The antihyperalgesic effects of AM-1241 were investigated in a murine bone cancer model. Sarcoma cells were injected into the femur of a mouse, and then mice were injected twice daily with AM-1241. Treatment with AM-1241 reduced both spontaneous and evoked pain, as well as reducing the bone loss and subsequent fractures due to the tumor. Pretreatment with the CB2 antagonist SR-144,528 reversed the acute effects of AM-1241 on both spontaneous and evoked pain, while having no effect on its own.[10]

See also[edit]

References[edit]

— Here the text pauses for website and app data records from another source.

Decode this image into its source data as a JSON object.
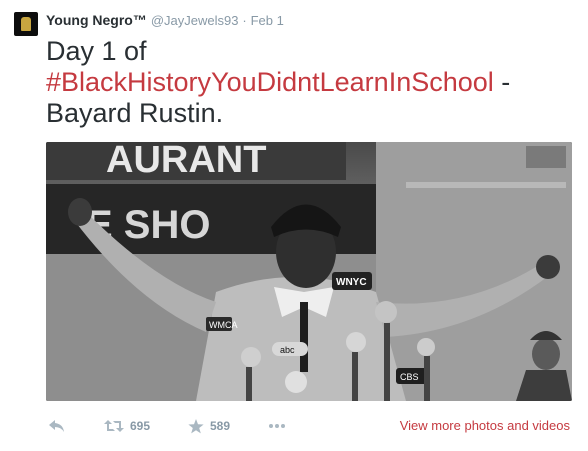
{
  "tweet": {
    "author_name": "Young Negro™",
    "handle": "@JayJewels93",
    "separator": "·",
    "date": "Feb 1",
    "text_before": "Day 1 of",
    "hashtag": "#BlackHistoryYouDidntLearnInSchool",
    "text_dash": " -",
    "text_after": "Bayard Rustin.",
    "media": {
      "storefront_sign_top": "AURANT",
      "storefront_sign_bottom": "E SHO",
      "microphone_labels": [
        "WNYC",
        "abc",
        "WMCA",
        "CBS"
      ]
    },
    "actions": {
      "reply_icon": "reply-arrow-icon",
      "retweet_icon": "retweet-icon",
      "retweet_count": "695",
      "favorite_icon": "star-icon",
      "favorite_count": "589",
      "more_icon": "ellipsis-icon",
      "view_more_label": "View more photos and videos"
    },
    "colors": {
      "hashtag": "#c53a40",
      "muted": "#8899a6",
      "text": "#292f33"
    }
  }
}
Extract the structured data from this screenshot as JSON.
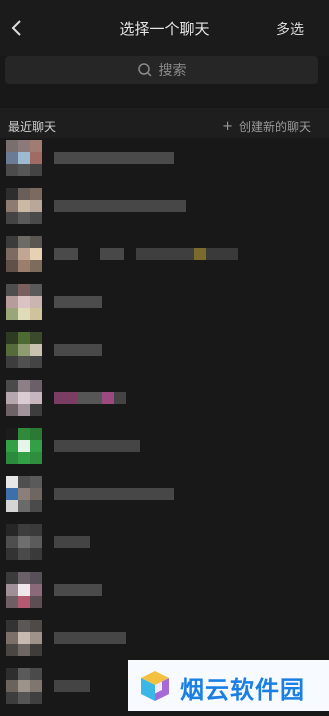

  1. ^ Yao BB; et al. (September 2006). "In vitro pharmacological characterization of AM1241: a protean agonist at the cannabinoid CB2 receptor?". British Journal of Pharmacology. 149 (2): 145–54. PMC 2013801Freely accessible. PMID 16894349. doi:10.1038/sj.bjp.0706838. 
  2. ^ Bingham B; et al. (August 2007). "Species-specific in vitro pharmacological effects of the cannabinoid receptor 2 (CB2) selective ligand AM1241 and its resolved enantiomers". British Journal of Pharmacology. 151 (7): 1061–70. PMC 2042933Freely accessible. PMID 17549048. doi:10.1038/sj.bjp.0707303. 
  3. ^ Ibrahim MM; et al. (September 2003). "Activation of CB2 cannabinoid receptors by AM1241 inhibits experimental neuropathic pain: pain inhibition by receptors not present in the CNS". Proceedings of the National Academy of Sciences of the United States of America. 100 (18): 10529–33. PMC 193595Freely accessible. PMID 12917492. doi:10.1073/pnas.1834309100. 
  4. ^ Marriott KS, Huffman JW (2008). "Recent advances in the development of selective ligands for the cannabinoid CB(2) receptor". Current Topics in Medicinal Chemistry. 8 (3): 187–204. PMID 18289088. doi:10.2174/156802608783498014. 
  5. ^ Beltramo M; et al. (March 2006). "CB2 receptor-mediated antihyperalgesia: possible direct involvement of neural mechanisms". The European Journal of Neuroscience. 23 (6): 1530–8. PMID 16553616. doi:10.1111/j.1460-9568.2006.04684.x. 
  6. ^ Ibrahim MM; et al. (February 2005). "CB2 cannabinoid receptor activation produces antinociception by stimulating peripheral release of endogenous opioids". Proceedings of the National Academy of Sciences of the United States of America. 102 (8): 3093–8. PMC 549497Freely accessible. PMID 15705714. doi:10.1073/pnas.0409888102. 
  7. ^ Akopian AN, Ruparel NB, Patwardhan A, Hargreaves KM (January 2008). "Cannabinoids desensitize capsaicin and mustard oil responses in sensory neurons via TRPA1 activation". Journal of Neuroscience. 28 (5): 1064–75. PMID 18234885. doi:10.1523/JNEUROSCI.1565-06.2008. 
  8. ^ Kim K, Moore DH, Makriyannis A, Abood ME (August 2006). "AM1241, a cannabinoid CB2 receptor selective compound, delays disease progression in a mouse model of amyotrophic lateral sclerosis". European Journal of Pharmacology. 542 (1-3): 100–5. PMID 16781706. doi:10.1016/j.ejphar.2006.05.025. 
  9. ^ Shoemaker JL; et al. (April 2007). "The CB2 cannabinoid agonist AM-1241 prolongs survival in a transgenic mouse model of amyotrophic lateral sclerosis when initiated at symptom onset". Journal of Neurochemistry. 101 (1): 87–98. PMC 2819701Freely accessible. PMID 17241118. doi:10.1111/j.1471-4159.2006.04346.x. 
  10. ^ Lozano, Alysia (April 2010). "A cannabinoid 2 receptor agonist attenuates bone cancer-induced pain and bone loss". Life Sciences. 86 (17-18): 646–53. PMC 2871326Freely accessible. PMID 20176037. doi:10.1016/j.lfs.2010.02.014.